Mail a self-addressed stamped envelope to “Lizzie, Redux Request”, care of Clerk Magistrate Marc J. Santos, Bristol Count Clerk of Courts, 441 County St., New Bedford, MA 02740 for tickets. There will be two tickets issued per request. Tickets will be honored until 20 minutes before the performance, after which there will be a general admission as room is available.
It’s been quite a month for Lizzie Borden doings! August 4th brought the usual re-enactments at the Borden house on Second Street with the Pear Essential Players. With a record attendance and largest cast ever, the little troupe was treated afterward to a tour of Maplecroft . August 21-22 saw the return of Jill Dalton’s Lizzie Borden Live at the renovated Eagle on North Main Street with the Mutton Eaters in attendance. Lizzie has been much in the news and on television this month as word of the patent on Lizzie Borden merchandise was acclaimed in newspapers yesterday.
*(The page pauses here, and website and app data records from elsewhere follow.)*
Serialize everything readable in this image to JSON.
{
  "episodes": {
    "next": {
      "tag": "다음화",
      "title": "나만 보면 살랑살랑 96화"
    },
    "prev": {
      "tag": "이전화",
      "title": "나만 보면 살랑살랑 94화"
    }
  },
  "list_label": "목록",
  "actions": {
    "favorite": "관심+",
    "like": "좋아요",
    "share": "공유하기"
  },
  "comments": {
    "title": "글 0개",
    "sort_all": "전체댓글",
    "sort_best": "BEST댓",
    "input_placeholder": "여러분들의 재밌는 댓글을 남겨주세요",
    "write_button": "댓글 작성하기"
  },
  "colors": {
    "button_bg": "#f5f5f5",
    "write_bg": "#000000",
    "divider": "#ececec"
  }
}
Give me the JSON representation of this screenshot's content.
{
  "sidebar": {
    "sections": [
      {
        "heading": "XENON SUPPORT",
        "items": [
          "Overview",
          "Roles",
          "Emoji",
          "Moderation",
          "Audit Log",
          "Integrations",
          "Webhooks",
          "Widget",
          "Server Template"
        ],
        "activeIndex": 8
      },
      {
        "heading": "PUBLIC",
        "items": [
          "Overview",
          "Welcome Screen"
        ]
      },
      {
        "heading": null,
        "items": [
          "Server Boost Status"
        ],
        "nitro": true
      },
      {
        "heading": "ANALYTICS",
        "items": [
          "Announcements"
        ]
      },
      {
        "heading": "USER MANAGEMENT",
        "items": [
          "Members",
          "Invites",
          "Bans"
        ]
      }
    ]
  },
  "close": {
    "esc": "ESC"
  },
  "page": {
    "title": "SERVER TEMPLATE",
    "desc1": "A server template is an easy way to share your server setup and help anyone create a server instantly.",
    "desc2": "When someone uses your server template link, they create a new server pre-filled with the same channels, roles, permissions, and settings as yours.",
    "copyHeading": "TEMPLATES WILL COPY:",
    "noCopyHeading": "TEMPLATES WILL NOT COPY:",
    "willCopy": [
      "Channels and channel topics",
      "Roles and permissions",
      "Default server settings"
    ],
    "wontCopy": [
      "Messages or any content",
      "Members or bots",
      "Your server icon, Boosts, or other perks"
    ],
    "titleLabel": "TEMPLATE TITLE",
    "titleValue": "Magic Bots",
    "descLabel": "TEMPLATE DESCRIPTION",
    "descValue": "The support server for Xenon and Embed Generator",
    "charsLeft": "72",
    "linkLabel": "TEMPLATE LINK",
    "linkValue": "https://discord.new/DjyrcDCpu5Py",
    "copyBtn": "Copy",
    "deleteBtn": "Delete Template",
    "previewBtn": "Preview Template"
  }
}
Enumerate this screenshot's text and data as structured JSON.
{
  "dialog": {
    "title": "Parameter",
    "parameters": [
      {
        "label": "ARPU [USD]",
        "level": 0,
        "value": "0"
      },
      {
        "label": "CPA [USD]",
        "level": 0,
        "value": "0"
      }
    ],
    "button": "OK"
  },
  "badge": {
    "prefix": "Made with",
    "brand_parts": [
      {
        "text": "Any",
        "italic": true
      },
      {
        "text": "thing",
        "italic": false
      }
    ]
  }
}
Donald Woods, owner of the bed and breakfast has obtained a national patent protection for all items other than books and publications to use the words “Lizzie Borden” on mugs, tee shirts, key chains, and other gift shop items.
A new fiction book is out and available for sale at the historical society in Fall River. Written by a local author, it has the confession of Emma Borden as the doer of the foul deeds who comes to the writer in a dream. The Fall River Historical Society has revamped their website to include some preview tidbits of the long-awaited book Parallel Lives which will be coming out in several months. All in all it was quite a month for Lizzie.
September brings a re-enactment of the New Bedford trial of June, 1893 at the courthouse on County Street as part of the Bristol County Superior Court anniversary year events. Fans and scholars of the Borden case have had a good summer with much to look forward to!
Hot off the press in time for the anniversary of the Borden murders tomorrow comes Eric Ethier’s offering from Stackpole Books. (www.stackpolebooks.com) ISBN-10: 0-8117-3563-X
The tradepaper book concentrates on Massachusetts true crimes including : Lizzie Borden, Sacco & Vanzetti, The Brink’s Job, The Boston Strangler, The Robin Benedict Murder, Big Dan’s Rape Case, and the Stuart Murder Case.
Ethier lives in Rhode Island and is a freelance history writer. His articles have appeared in American History, Civil War Times and America in WWII. The 112 -page book is a well-organized, captivating page-turner and a must-read for all true crime fans.